21 March 2017 by Simon Langley
With railways in full swing, and the beginnings of commercial flight following shortly after, world travel was becoming a real possibility at the start for the 20th century. It's an enthusiasm captured in the era's iconic posters, all bold colours and optimistic perspectives. But, there's many that hold true to this day, offering you destinations unchanged and plenty of old world charm.
Once the preserve of the moneyed elite of the 17th and 19th centuries, the Italian Grand Tour was a rite of passage for Europe's aristocratic youths. However, the advent of rail travel in the mid-19th century opened the Continent to a wider audience, with the Italian Lakes a particular favourite. And, their Belle Époque hotels, vineyards, idyllic fishing villages and villa getaways remain much the same as when Winston Churchill holidayed here. While the poster above is of an unspecified location, it surely draws its inspiration from Lake Garda – pictured – where snow-capped mountains frame shimmering waters.
The Golden Temple, Amritsar
Along with colonial rule, Britain brought its passion for all things trains to India, and the eagle-eyed among you might be able to make out the India State Railways Bureau logo in the bottom right of the above. As the largest railway network in Asia at 71,000 miles in length, it brings tourists out to the country's wonders that would be difficult to reach in any other way. One such highlight is pictured above, Amritsar's Golden Temple. Explore on a tour of the Himalayas, or indulge with the country's private trains with a luxury Indian rail journey.
Forming the end of the Silk Road, Nara has a rich history of welcoming weary travellers to its stunning collection of manicured parks, shimmering lakes and age-old shrines – this was where Buddhism first made land in Japan. It even features the world's oldest wooden building in the Horyuji Temple. However, while it continues to be beautified each season by the spectacular cherry blossom, the deers have learnt a new trick, bowing for tasty treats. What's more, those famous Japanese railways have only improved with age, with bullet trains connecting its city greats.

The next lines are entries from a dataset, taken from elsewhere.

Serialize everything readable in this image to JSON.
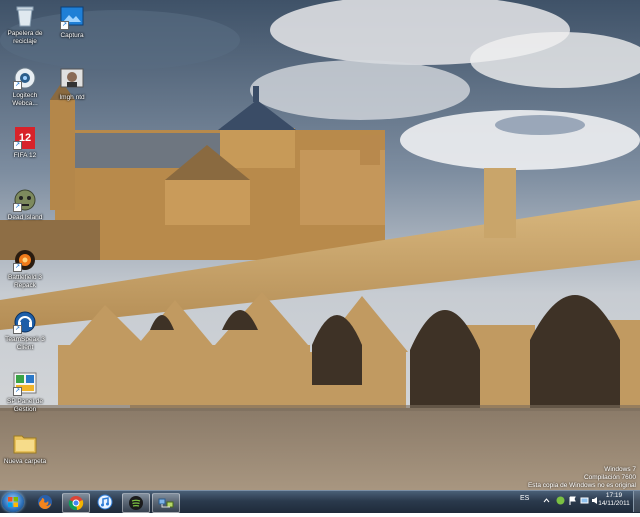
{
  "desktop": {
    "icons": [
      {
        "label": "Papelera de\nreciclaje",
        "icon": "recycle-bin-icon"
      },
      {
        "label": "Captura",
        "icon": "capture-icon"
      },
      {
        "label": "Logitech\nWebca...",
        "icon": "webcam-icon"
      },
      {
        "label": "Imgh ntd",
        "icon": "face-photo-icon"
      },
      {
        "label": "FIFA 12",
        "icon": "fifa-icon"
      },
      {
        "label": "Dead Island",
        "icon": "zombie-icon"
      },
      {
        "label": "Battlefield 3\nRepack",
        "icon": "battlefield-icon"
      },
      {
        "label": "TeamSpeak 3\nClient",
        "icon": "teamspeak-icon"
      },
      {
        "label": "SP Panel de\nGestion",
        "icon": "sp-panel-icon"
      },
      {
        "label": "Nueva carpeta",
        "icon": "folder-icon"
      }
    ]
  },
  "watermark": {
    "line1": "Windows 7",
    "line2": "Compilación 7600",
    "line3": "Esta copia de Windows no es original"
  },
  "taskbar": {
    "pinned": [
      "firefox-icon",
      "chrome-icon",
      "itunes-icon",
      "spotify-icon",
      "network-app-icon"
    ],
    "language": "ES",
    "time": "17:19",
    "date": "14/11/2011"
  },
  "colors": {
    "taskbar": "#2b3a4d",
    "sky": "#8a98a8",
    "stone": "#c9a46a",
    "river": "#9a8872"
  }
}
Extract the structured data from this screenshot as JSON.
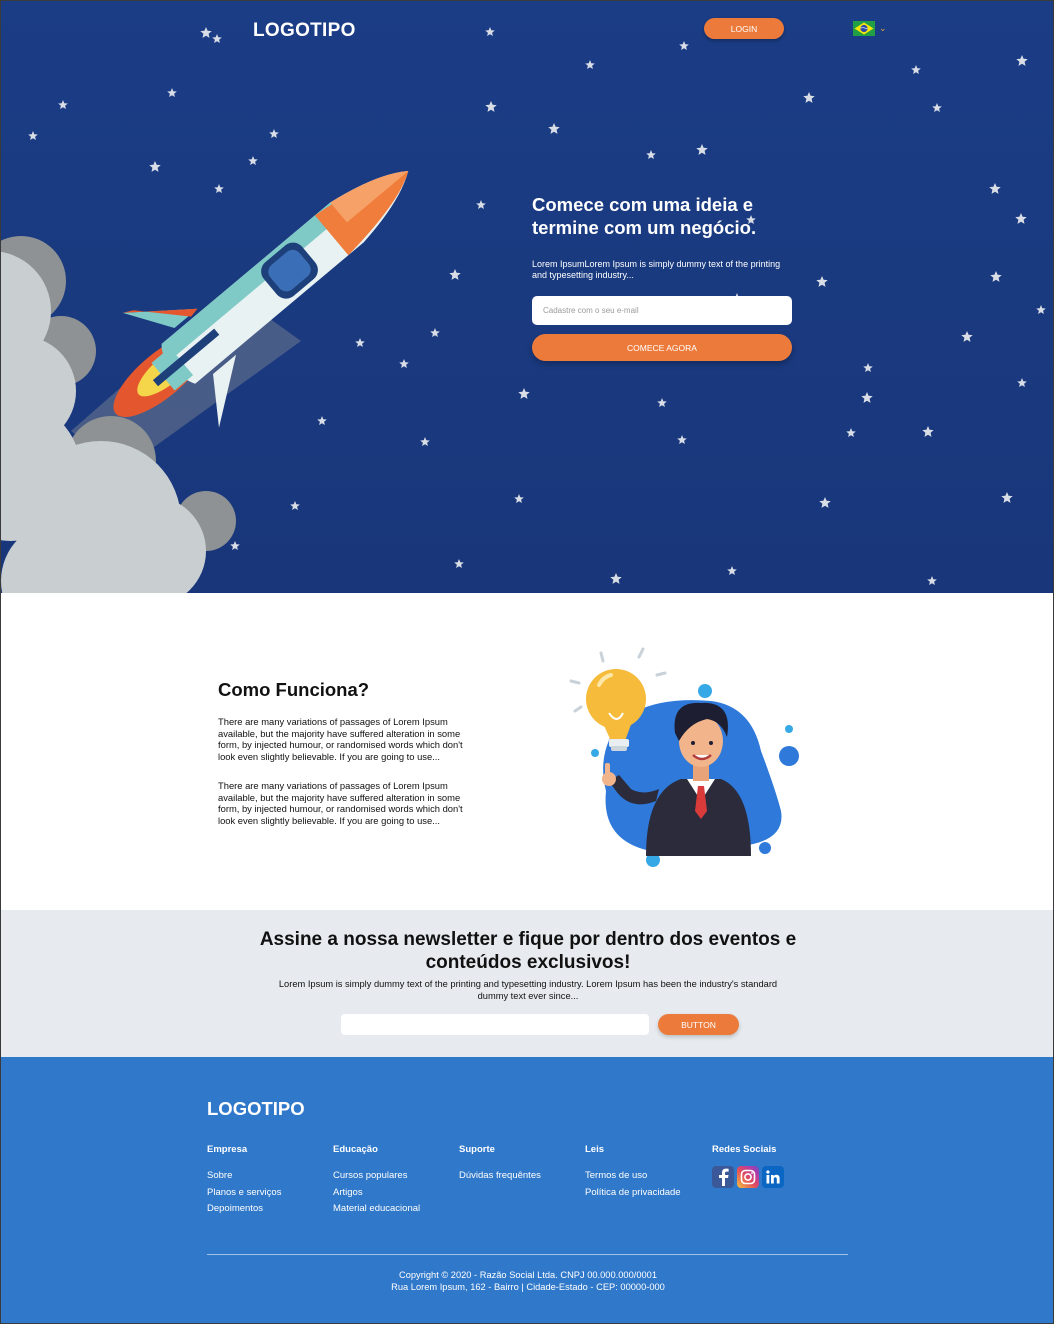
{
  "header": {
    "logo": "LOGOTIPO",
    "login_label": "LOGIN",
    "language_flag": "brazil-flag-icon"
  },
  "hero": {
    "title_line1": "Comece com uma ideia e",
    "title_line2": "termine com um negócio.",
    "subtitle": "Lorem IpsumLorem Ipsum is simply dummy text of the printing and typesetting industry...",
    "email_placeholder": "Cadastre com o seu e-mail",
    "cta_label": "COMECE AGORA"
  },
  "how": {
    "title": "Como Funciona?",
    "paragraph1": "There are many variations of passages of Lorem Ipsum available, but the majority have suffered alteration in some form, by injected humour, or randomised words which don't look even slightly believable. If you are going to use...",
    "paragraph2": "There are many variations of passages of Lorem Ipsum available, but the majority have suffered alteration in some form, by injected humour, or randomised words which don't look even slightly believable. If you are going to use..."
  },
  "newsletter": {
    "title_line1": "Assine a nossa newsletter e fique por dentro dos eventos e",
    "title_line2": "conteúdos exclusivos!",
    "subtitle": "Lorem Ipsum is simply dummy text of the printing and typesetting industry. Lorem Ipsum has been the industry's standard dummy text ever since...",
    "input_value": "",
    "button_label": "BUTTON"
  },
  "footer": {
    "logo": "LOGOTIPO",
    "columns": [
      {
        "heading": "Empresa",
        "links": [
          "Sobre",
          "Planos e serviços",
          "Depoimentos"
        ]
      },
      {
        "heading": "Educação",
        "links": [
          "Cursos populares",
          "Artigos",
          "Material educacional"
        ]
      },
      {
        "heading": "Suporte",
        "links": [
          "Dúvidas frequêntes"
        ]
      },
      {
        "heading": "Leis",
        "links": [
          "Termos de uso",
          "Política de privacidade"
        ]
      },
      {
        "heading": "Redes Sociais",
        "icons": [
          "facebook-icon",
          "instagram-icon",
          "linkedin-icon"
        ]
      }
    ],
    "copyright_line1": "Copyright © 2020 - Razão Social Ltda. CNPJ 00.000.000/0001",
    "copyright_line2": "Rua Lorem Ipsum, 162 - Bairro | Cidade-Estado - CEP: 00000-000"
  },
  "colors": {
    "hero_bg": "#1b3d86",
    "accent_orange": "#ec7b3b",
    "footer_blue": "#3078c9",
    "newsletter_bg": "#e7ebef"
  }
}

Hidden among Peru's mist-shrouded Andean peaks, it took until 1912 for Machu Picchu to be 'discovered' by explorer Hiram Bingham. And, this 15th-century citadel – surely the Inca's greatest achievement – quickly found a place in the imagination of world travellers. Today, controlled visitor numbers have kept impact to a minimum; it's not difficult to find a royal quarter or spectacularly terraced hillside to yourself.
Grand Staircase-Escalante, Utah
Blessed with perhaps America's greatest collection of national parks, Utah was a key destination for America's fledgling tourism industry, booming in the early 20th century thanks to those Roaring Twenties and the rise of the automobile. The state's showpieces are the toweringly deep Canyonlands, the twisting eponyms of Arches National Park, the ancient petroglyphs of Capitol Reef, Bryce Canyon's spiralling rock formations and Zion's carpeted rock valleys. Together, they form the 'Mighty Five'. However, the above focuses on Metate Arch in the lesser-visited Grand Staircase-Escalante. It offers a more off-the-beaten-track charm to the day.
The Amalfi Coast's green-dappled cliffs are the host to a series of pretty, pastel-coloured towns, with Amalfi itself ranking among its highlights. Although the region has certainly grown in popularity, limited space has meant that all of the charms of staying in a sleepy Italian fishing village have been preserved. Fresh seafood, piazza-side cafés and truly stunning coastal drives compete for your attention. You'll also have Pompeii's archaeological spectacle, Capri's island paradise and a series of golden-sand beaches on your doorstep.
Although not a destination as such, the Venice Simplon-Orient-Express is a true icon of the golden age of travel. And, today, white-gloved waiters still serve up Bellini cocktails as it plies its signature route from London, via Paris, to Venice. Tuck into a gourmet brunch as the Kent countryside rushes past before plunging through France to enjoy four-course dining and Champagne Bar indulgence. Then, you'll settle into your wood-panelled private before breakfast welcomes you to the Alps and afternoon tea sees you, across that famous lagoon, into Venice.
The Yangtze River has long been a highlight of world travel and it continues to offer a breath of rural fresh air in the face of China's great cities. As the largest water system in China, it brings travellers to remote villages where traditional sampan boats are punted between local markets and hidden temples. Both of the photos above are of the dramatic Three Gorges region, where great cliffs act as imposing sentinels to today's luxury cruises.
This venerable grandfather of America's conservation effort is the world's first national park. But, the records don't stop there, with Yellowstone host to most of the planet's geysers. This includes the pictured Old Faithful – so called for its near-hourly eruptions that reach up to 44 metres in height. But, with around 10,000 thermal features ranging from hot springs and steaming fumaroles to bubbling mud pools and bright-green ponds, there's much more to explore on spectacular hikes and scenic drives.
All travel posters have been licensed, via Wikimedia, under Creative Commons or are are part of the public domain. The author of the 'Visit India' poster is trialsanderrors.